Predicted LC-MS/MSPredicted LC-MS/MS Spectrum - 20V, Positivesplash10-0a4i-9000000000-08256b3c9e2cc1750f60JSpectraViewer
Predicted LC-MS/MSPredicted LC-MS/MS Spectrum - 40V, Positivesplash10-0a4i-9000000000-08256b3c9e2cc1750f60JSpectraViewer
Predicted LC-MS/MSPredicted LC-MS/MS Spectrum - 10V, Negativesplash10-0a4i-9000000000-4648ffc6f53552c41503JSpectraViewer
Predicted LC-MS/MSPredicted LC-MS/MS Spectrum - 20V, Negativesplash10-0a4i-9000000000-4648ffc6f53552c41503JSpectraViewer

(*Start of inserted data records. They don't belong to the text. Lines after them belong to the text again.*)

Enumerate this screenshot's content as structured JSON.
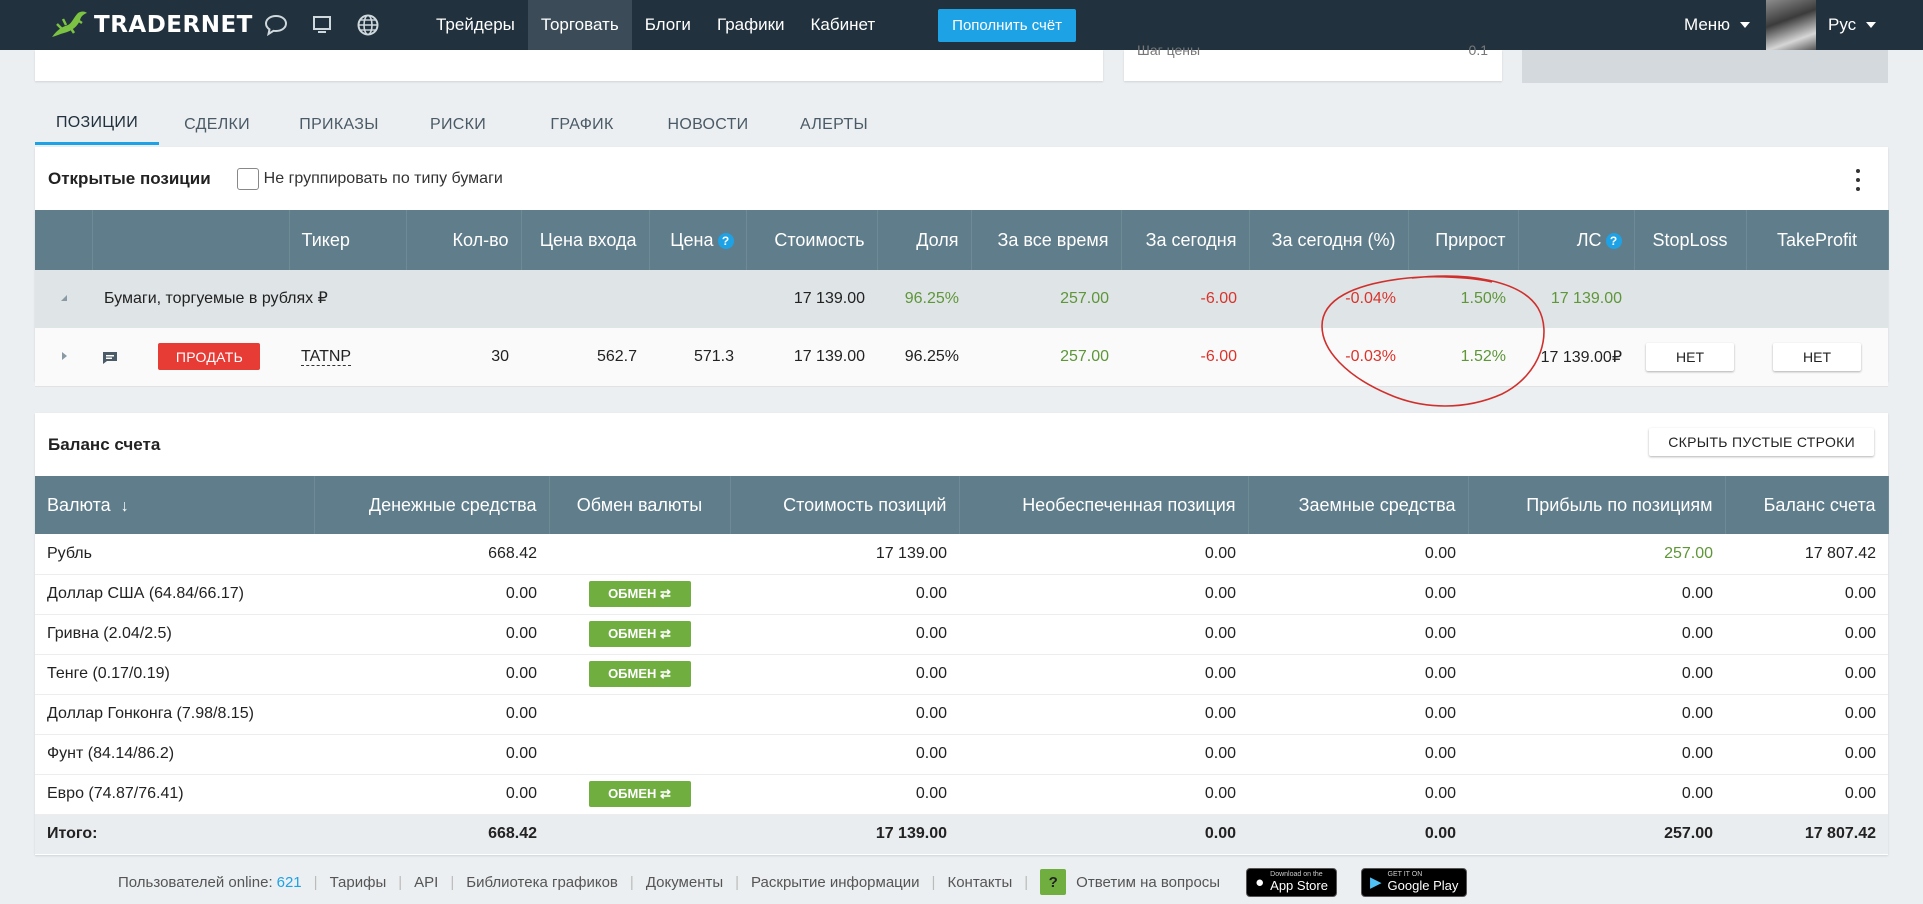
{
  "topbar": {
    "logo_text": "TRADERNET",
    "nav": [
      {
        "label": "Трейдеры"
      },
      {
        "label": "Торговать"
      },
      {
        "label": "Блоги"
      },
      {
        "label": "Графики"
      },
      {
        "label": "Кабинет"
      }
    ],
    "topup_label": "Пополнить счёт",
    "menu_label": "Меню",
    "lang_label": "Рус"
  },
  "remnant": {
    "label": "Шаг цены",
    "value": "0.1"
  },
  "tabs": [
    {
      "label": "ПОЗИЦИИ"
    },
    {
      "label": "СДЕЛКИ"
    },
    {
      "label": "ПРИКАЗЫ"
    },
    {
      "label": "РИСКИ"
    },
    {
      "label": "ГРАФИК"
    },
    {
      "label": "НОВОСТИ"
    },
    {
      "label": "АЛЕРТЫ"
    }
  ],
  "positions": {
    "title": "Открытые позиции",
    "no_group_label": "Не группировать по типу бумаги",
    "columns": [
      "Тикер",
      "Кол-во",
      "Цена входа",
      "Цена",
      "Стоимость",
      "Доля",
      "За все время",
      "За сегодня",
      "За сегодня (%)",
      "Прирост",
      "ЛС",
      "StopLoss",
      "TakeProfit"
    ],
    "help_glyph": "?",
    "group": {
      "name": "Бумаги, торгуемые в рублях ₽",
      "value": "17 139.00",
      "share": "96.25%",
      "all_time": "257.00",
      "today": "-6.00",
      "today_pct": "-0.04%",
      "growth": "1.50%",
      "ls": "17 139.00"
    },
    "row": {
      "sell_label": "ПРОДАТЬ",
      "ticker": "TATNP",
      "qty": "30",
      "entry_price": "562.7",
      "price": "571.3",
      "value": "17 139.00",
      "share": "96.25%",
      "all_time": "257.00",
      "today": "-6.00",
      "today_pct": "-0.03%",
      "growth": "1.52%",
      "ls": "17 139.00₽",
      "stoploss": "НЕТ",
      "takeprofit": "НЕТ"
    }
  },
  "balance": {
    "title": "Баланс счета",
    "hide_label": "СКРЫТЬ ПУСТЫЕ СТРОКИ",
    "sort_glyph": "↓",
    "columns": [
      "Валюта",
      "Денежные средства",
      "Обмен валюты",
      "Стоимость позиций",
      "Необеспеченная позиция",
      "Заемные средства",
      "Прибыль по позициям",
      "Баланс счета"
    ],
    "exchange_label": "ОБМЕН ⇄",
    "rows": [
      {
        "currency": "Рубль",
        "cash": "668.42",
        "positions": "17 139.00",
        "unsecured": "0.00",
        "borrowed": "0.00",
        "profit": "257.00",
        "total": "17 807.42"
      },
      {
        "currency": "Доллар США (64.84/66.17)",
        "cash": "0.00",
        "positions": "0.00",
        "unsecured": "0.00",
        "borrowed": "0.00",
        "profit": "0.00",
        "total": "0.00"
      },
      {
        "currency": "Гривна (2.04/2.5)",
        "cash": "0.00",
        "positions": "0.00",
        "unsecured": "0.00",
        "borrowed": "0.00",
        "profit": "0.00",
        "total": "0.00"
      },
      {
        "currency": "Тенге (0.17/0.19)",
        "cash": "0.00",
        "positions": "0.00",
        "unsecured": "0.00",
        "borrowed": "0.00",
        "profit": "0.00",
        "total": "0.00"
      },
      {
        "currency": "Доллар Гонконга (7.98/8.15)",
        "cash": "0.00",
        "positions": "0.00",
        "unsecured": "0.00",
        "borrowed": "0.00",
        "profit": "0.00",
        "total": "0.00"
      },
      {
        "currency": "Фунт (84.14/86.2)",
        "cash": "0.00",
        "positions": "0.00",
        "unsecured": "0.00",
        "borrowed": "0.00",
        "profit": "0.00",
        "total": "0.00"
      },
      {
        "currency": "Евро (74.87/76.41)",
        "cash": "0.00",
        "positions": "0.00",
        "unsecured": "0.00",
        "borrowed": "0.00",
        "profit": "0.00",
        "total": "0.00"
      }
    ],
    "total_row": {
      "label": "Итого:",
      "cash": "668.42",
      "positions": "17 139.00",
      "unsecured": "0.00",
      "borrowed": "0.00",
      "profit": "257.00",
      "total": "17 807.42"
    }
  },
  "footer": {
    "online_label": "Пользователей online:",
    "online_count": "621",
    "links": [
      "Тарифы",
      "API",
      "Библиотека графиков",
      "Документы",
      "Раскрытие информации",
      "Контакты"
    ],
    "help_glyph": "?",
    "help_label": "Ответим на вопросы",
    "appstore_small": "Download on the",
    "appstore_big": "App Store",
    "gplay_small": "GET IT ON",
    "gplay_big": "Google Play"
  },
  "colors": {
    "header_bg": "#21313d",
    "table_header": "#607d8b",
    "accent": "#1ea2e6",
    "sell": "#e73b35",
    "exchange": "#6fae3f",
    "positive": "#5e9638",
    "negative": "#d9342b",
    "annotation": "#d0302c"
  }
}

Predicted LC-MS/MSPredicted LC-MS/MS Spectrum - 40V, Negativesplash10-0a4i-9000000000-4648ffc6f53552c41503JSpectraViewer
ChemSpider ID909
ChEMBL IDNot Available
KEGG Compound IDC19609
Pubchem Compound ID934
Pubchem Substance IDNot Available
ChEBI ID28112
Phenol-Explorer IDNot Available
DrugBank IDNot Available
HMDB IDHMDB02457
CRC / DFC (Dictionary of Food Compounds) IDJBX21-R:JBX21-R
EAFUS ID2663
Dr. Duke IDNICKEL
BIGG IDNot Available
KNApSAcK IDNot Available
HET IDNI
Food Biomarker OntologyNot Available
VMH IDNot Available
Flavornet IDNot Available
GoodScent IDNot Available
SuperScent IDNot Available
Wikipedia IDNickel
Phenol-Explorer Metabolite IDNot Available
Duplicate IDSNot Available
Old DFC IDSNot Available
Associated Foods
FoodContent Range AverageReference
FoodReference
Biological Effects and Interactions
Health Effects / Bioactivities
DescriptorIDDefinitionReference
anti adrenalinic37962 Any agent that acts on an adrenergic receptor or affects the life cycle of an adrenergic transmitter.DUKE
anti cirrhotic52217 Any substance introduced into a living organism with therapeutic or diagnostic purpose.DUKE
insulin-sparingDUKE
allergenic50904 A chemical compound which causes the onset of an allergic reaction by interacting with any of the molecular pathways involved in an allergy.CHEBI
Enzymes
NameGene NameUniProt ID
1,2-dihydroxy-3-keto-5-methylthiopentene dioxygenaseADI1Q9BV57
PathwaysNot Available
MetabolismNot Available
BiosynthesisNot Available
Organoleptic Properties
FlavoursNot Available
Files
MSDSNot Available
References
Synthesis ReferenceNot Available
General ReferenceNot Available
Content Reference— Saxholt, E., et al. 'Danish food composition databank, revision 7.' Department of Nutrition, National Food Institute, Technical University of Denmark (2008).
— Duke, James. 'Dr. Duke's Phytochemical and Ethnobotanical Databases. United States Department of Agriculture.' Agricultural Research Service, Accessed April 27 (2004).